Trial of demonstrator involved in 2021 Halifax housing protest hears from police
Halifax police officers testified Tuesday that a 26-year-old woman pulled off one constable's medical mask and kicked two other officers as city workers removed a shelter for the homeless.
Defence lawyer Asaf Rashid said the case against Natasha Danais is the first of four scheduled trials related to the Aug. 18, 2021, demonstration in front of the former Halifax public library. About two dozen people were arrested during that protest, which saw police pepper-spray some demonstrators. There were also scenes of chaotic pushing, with water bottles hurled toward police.
Danais is facing one charge of obstructing police and three charges of assaulting officers in the trial before provincial court Judge Kelly Serbu.
The protest erupted the day after the election of Premier Tim Houston's Progressive Conservative government, as the issue of low-income housing shortages was heating up in the city. City council had recently adopted a bylaw ordering the removal of tents and sheds that had been popping up around Halifax to shelter homeless people.
Teams of municipal workers had arrived at the scene on Aug. 18, 2021, to dismantle temporary wooden shelters that been erected in front of the former city library.
Video presented in court Tuesday showed police forming a semicircle around the workers to protect them, as housing-rights protesters tried to prevent one of the shelters from being carried on a Bobcat loader to a waiting tractor-trailer. Cries of "hold the line!" and "move back!" could be heard on the video from police, along with chants of "Shame, shame" from the protesters as they pushed back.
Prosecutor Michael Coady called Halifax police Const. Conor Gillam, who had been among the officers trying to fend off the protesters in the park, to describe his arrest of Danais. Gillam testified that he was facing Danais when she pulled off his mask.
"At a point when we stopped moving and held our spot, she had grabbed onto my face mask that I was wearing and threw it off and stomped on it and proceeded to yell at me to 'put my mask back on,'" he told the court. He said Danais fell behind the police line amid the pushing, and at that point he was ordered to arrest her for obstruction.
He said he saw Danais's head bang against a police vehicle as she was being placed inside by two officers but added he couldn't see exactly how that happened.
During cross-examination, Gillam said he could not see Danais on the video grabbing his mask, but the officer said he believes she was the person who pulled it off him.
Later on Tuesday, Const. Chris DeLong testified that Danais kicked him in the thigh after she fell through the police line and landed on her back. He said he had a bruise about 13 centimetres in diameter the next day.
However, Rashid asked DeLong why video presented in court appeared to show him kicking Danais earlier in the protest, while she was on her feet, standing before him. The officer denied he kicked her; he said he was raising his knee upward in self-defence.
"If I had wanted to kick her it would have looked different than that," he told the defence lawyer.
Rashid suggested that video showed DeLong's left hand on Danais's throat as officers pushed the protesters back. The officer replied, "Definitely, I was pushing her back, yes," but DeLong didn't agree he was pushing on her throat.

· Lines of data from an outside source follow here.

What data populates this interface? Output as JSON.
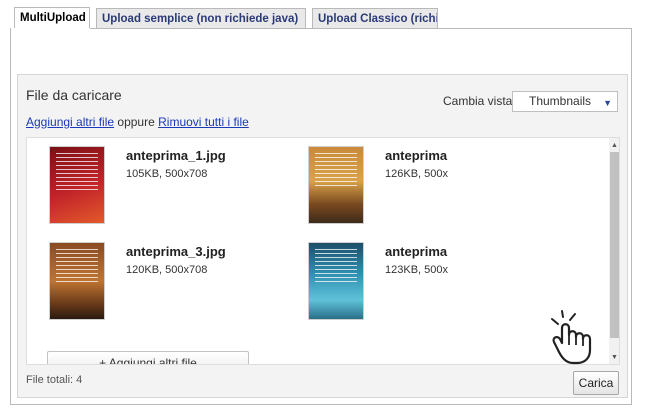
{
  "tabs": [
    {
      "label": "MultiUpload",
      "active": true
    },
    {
      "label": "Upload semplice (non richiede java)",
      "active": false
    },
    {
      "label": "Upload Classico (richi",
      "active": false
    }
  ],
  "panel": {
    "title": "File da caricare",
    "view_label": "Cambia vista:",
    "view_selected": "Thumbnails",
    "add_link": "Aggiungi altri file",
    "oppure": " oppure ",
    "remove_link": "Rimuovi tutti i file",
    "add_button": "+ Aggiungi altri file",
    "totals": "File totali: 4",
    "upload_button": "Carica"
  },
  "files": [
    {
      "name": "anteprima_1.jpg",
      "meta": "105KB, 500x708",
      "colors": [
        "#7a0f14",
        "#c3242a",
        "#e25a2a"
      ]
    },
    {
      "name": "anteprima",
      "meta": "126KB, 500x",
      "colors": [
        "#c98a3a",
        "#d9a24a",
        "#3d2a1a"
      ]
    },
    {
      "name": "anteprima_3.jpg",
      "meta": "120KB, 500x708",
      "colors": [
        "#8a4a22",
        "#c07432",
        "#2a1a10"
      ]
    },
    {
      "name": "anteprima",
      "meta": "123KB, 500x",
      "colors": [
        "#2f8fb0",
        "#5fc2d9",
        "#1c4f6a"
      ]
    }
  ],
  "icons": {
    "hand": "pointing-hand-icon",
    "caret": "chevron-down-icon"
  }
}
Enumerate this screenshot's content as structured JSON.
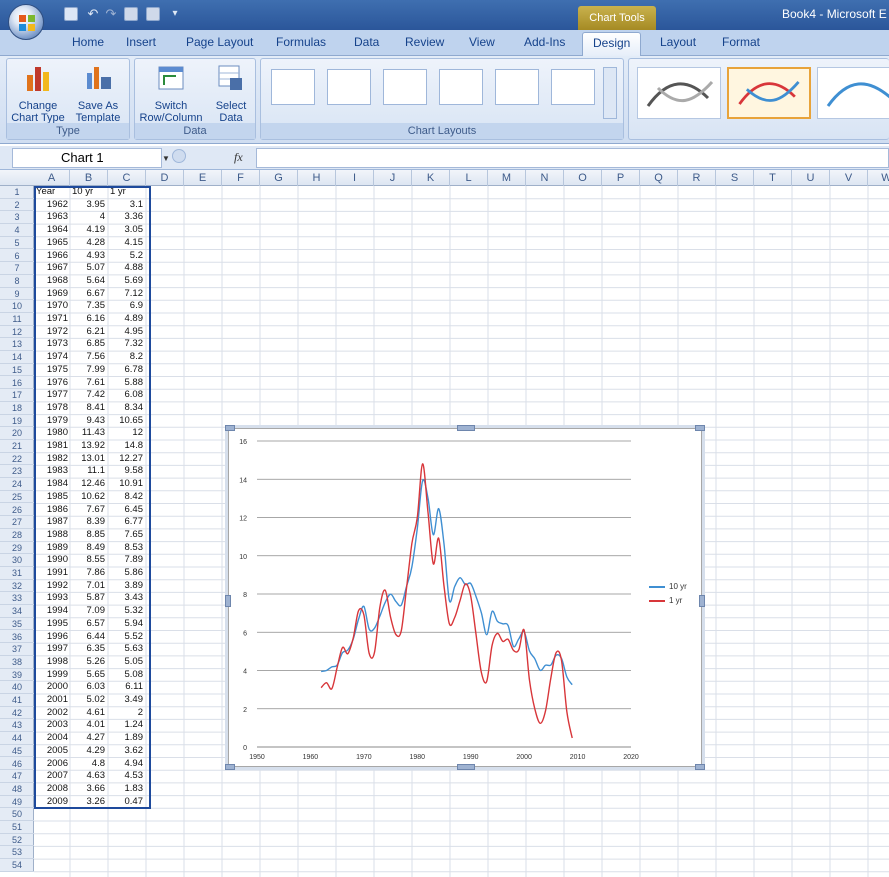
{
  "window": {
    "title": "Book4 - Microsoft E",
    "context_tab": "Chart Tools"
  },
  "tabs": [
    "Home",
    "Insert",
    "Page Layout",
    "Formulas",
    "Data",
    "Review",
    "View",
    "Add-Ins",
    "Design",
    "Layout",
    "Format"
  ],
  "active_tab": "Design",
  "ribbon": {
    "type_group": {
      "label": "Type",
      "buttons": [
        {
          "line1": "Change",
          "line2": "Chart Type"
        },
        {
          "line1": "Save As",
          "line2": "Template"
        }
      ]
    },
    "data_group": {
      "label": "Data",
      "buttons": [
        {
          "line1": "Switch",
          "line2": "Row/Column"
        },
        {
          "line1": "Select",
          "line2": "Data"
        }
      ]
    },
    "layouts_group": {
      "label": "Chart Layouts"
    },
    "colors": {
      "series_10yr": "#3f8fd2",
      "series_1yr": "#d8363a",
      "accent": "#e8a33a"
    }
  },
  "formula_bar": {
    "name_box": "Chart 1",
    "fx": "fx",
    "value": ""
  },
  "columns": [
    "A",
    "B",
    "C",
    "D",
    "E",
    "F",
    "G",
    "H",
    "I",
    "J",
    "K",
    "L",
    "M",
    "N",
    "O",
    "P",
    "Q",
    "R",
    "S",
    "T",
    "U",
    "V",
    "W"
  ],
  "rows_visible": [
    "1",
    "2",
    "3",
    "4",
    "5",
    "6",
    "7",
    "8",
    "9",
    "10",
    "11",
    "12",
    "13",
    "14",
    "15",
    "16",
    "17",
    "18",
    "19",
    "20",
    "21",
    "22",
    "23",
    "24",
    "25",
    "26",
    "27",
    "28",
    "29",
    "30",
    "31",
    "32",
    "33",
    "34",
    "35",
    "36",
    "37",
    "38",
    "39",
    "40",
    "41",
    "42",
    "43",
    "44",
    "45",
    "46",
    "47",
    "48",
    "49",
    "50",
    "51",
    "52",
    "53",
    "54"
  ],
  "table": {
    "headers": [
      "Year",
      "10 yr",
      "1 yr"
    ],
    "rows": [
      [
        "1962",
        "3.95",
        "3.1"
      ],
      [
        "1963",
        "4",
        "3.36"
      ],
      [
        "1964",
        "4.19",
        "3.05"
      ],
      [
        "1965",
        "4.28",
        "4.15"
      ],
      [
        "1966",
        "4.93",
        "5.2"
      ],
      [
        "1967",
        "5.07",
        "4.88"
      ],
      [
        "1968",
        "5.64",
        "5.69"
      ],
      [
        "1969",
        "6.67",
        "7.12"
      ],
      [
        "1970",
        "7.35",
        "6.9"
      ],
      [
        "1971",
        "6.16",
        "4.89"
      ],
      [
        "1972",
        "6.21",
        "4.95"
      ],
      [
        "1973",
        "6.85",
        "7.32"
      ],
      [
        "1974",
        "7.56",
        "8.2"
      ],
      [
        "1975",
        "7.99",
        "6.78"
      ],
      [
        "1976",
        "7.61",
        "5.88"
      ],
      [
        "1977",
        "7.42",
        "6.08"
      ],
      [
        "1978",
        "8.41",
        "8.34"
      ],
      [
        "1979",
        "9.43",
        "10.65"
      ],
      [
        "1980",
        "11.43",
        "12"
      ],
      [
        "1981",
        "13.92",
        "14.8"
      ],
      [
        "1982",
        "13.01",
        "12.27"
      ],
      [
        "1983",
        "11.1",
        "9.58"
      ],
      [
        "1984",
        "12.46",
        "10.91"
      ],
      [
        "1985",
        "10.62",
        "8.42"
      ],
      [
        "1986",
        "7.67",
        "6.45"
      ],
      [
        "1987",
        "8.39",
        "6.77"
      ],
      [
        "1988",
        "8.85",
        "7.65"
      ],
      [
        "1989",
        "8.49",
        "8.53"
      ],
      [
        "1990",
        "8.55",
        "7.89"
      ],
      [
        "1991",
        "7.86",
        "5.86"
      ],
      [
        "1992",
        "7.01",
        "3.89"
      ],
      [
        "1993",
        "5.87",
        "3.43"
      ],
      [
        "1994",
        "7.09",
        "5.32"
      ],
      [
        "1995",
        "6.57",
        "5.94"
      ],
      [
        "1996",
        "6.44",
        "5.52"
      ],
      [
        "1997",
        "6.35",
        "5.63"
      ],
      [
        "1998",
        "5.26",
        "5.05"
      ],
      [
        "1999",
        "5.65",
        "5.08"
      ],
      [
        "2000",
        "6.03",
        "6.11"
      ],
      [
        "2001",
        "5.02",
        "3.49"
      ],
      [
        "2002",
        "4.61",
        "2"
      ],
      [
        "2003",
        "4.01",
        "1.24"
      ],
      [
        "2004",
        "4.27",
        "1.89"
      ],
      [
        "2005",
        "4.29",
        "3.62"
      ],
      [
        "2006",
        "4.8",
        "4.94"
      ],
      [
        "2007",
        "4.63",
        "4.53"
      ],
      [
        "2008",
        "3.66",
        "1.83"
      ],
      [
        "2009",
        "3.26",
        "0.47"
      ]
    ]
  },
  "chart_data": {
    "type": "line",
    "x": [
      1962,
      1963,
      1964,
      1965,
      1966,
      1967,
      1968,
      1969,
      1970,
      1971,
      1972,
      1973,
      1974,
      1975,
      1976,
      1977,
      1978,
      1979,
      1980,
      1981,
      1982,
      1983,
      1984,
      1985,
      1986,
      1987,
      1988,
      1989,
      1990,
      1991,
      1992,
      1993,
      1994,
      1995,
      1996,
      1997,
      1998,
      1999,
      2000,
      2001,
      2002,
      2003,
      2004,
      2005,
      2006,
      2007,
      2008,
      2009
    ],
    "series": [
      {
        "name": "10 yr",
        "color": "#3f8fd2",
        "values": [
          3.95,
          4,
          4.19,
          4.28,
          4.93,
          5.07,
          5.64,
          6.67,
          7.35,
          6.16,
          6.21,
          6.85,
          7.56,
          7.99,
          7.61,
          7.42,
          8.41,
          9.43,
          11.43,
          13.92,
          13.01,
          11.1,
          12.46,
          10.62,
          7.67,
          8.39,
          8.85,
          8.49,
          8.55,
          7.86,
          7.01,
          5.87,
          7.09,
          6.57,
          6.44,
          6.35,
          5.26,
          5.65,
          6.03,
          5.02,
          4.61,
          4.01,
          4.27,
          4.29,
          4.8,
          4.63,
          3.66,
          3.26
        ]
      },
      {
        "name": "1 yr",
        "color": "#d8363a",
        "values": [
          3.1,
          3.36,
          3.05,
          4.15,
          5.2,
          4.88,
          5.69,
          7.12,
          6.9,
          4.89,
          4.95,
          7.32,
          8.2,
          6.78,
          5.88,
          6.08,
          8.34,
          10.65,
          12,
          14.8,
          12.27,
          9.58,
          10.91,
          8.42,
          6.45,
          6.77,
          7.65,
          8.53,
          7.89,
          5.86,
          3.89,
          3.43,
          5.32,
          5.94,
          5.52,
          5.63,
          5.05,
          5.08,
          6.11,
          3.49,
          2,
          1.24,
          1.89,
          3.62,
          4.94,
          4.53,
          1.83,
          0.47
        ]
      }
    ],
    "x_ticks": [
      "1950",
      "1960",
      "1970",
      "1980",
      "1990",
      "2000",
      "2010",
      "2020"
    ],
    "y_ticks": [
      "0",
      "2",
      "4",
      "6",
      "8",
      "10",
      "12",
      "14",
      "16"
    ],
    "xlim": [
      1950,
      2020
    ],
    "ylim": [
      0,
      16
    ],
    "grid": "horizontal",
    "legend": "right",
    "smooth": true
  }
}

In afternoon testimony,Const. Brian Palmeter — who had been standing behind the police line during the protest — told the court Danais had kicked him multiple times on his legs as she lay on her back, adding that one of her kicks aggravated an existing knee cartilage injury.
The court also heard testimony from Const. Amy Edwards, who dealt with Danais at the police station lockup. Edwards said she refused Danais's request for a blanket because the policy had been to reserve blankets for detainees who would be staying overnight, adding she thought Danais and other protesters would be released that day.
Edwards said there were delays in allowing the arrested protesters to use the sole telephone available to call a lawyer because police wanted to avoid interactions among the detainees.
Rashid is arguing for a stay of proceedings based on police treatment of his client during and following her arrest, saying she wasn't given proper access to legal advice.
The case is set to continue Wednesday with a Crown witness and one defence witness.
This report by The Canadian Press was first published May 2, 2023.
Michael Tutton, The Canadian Press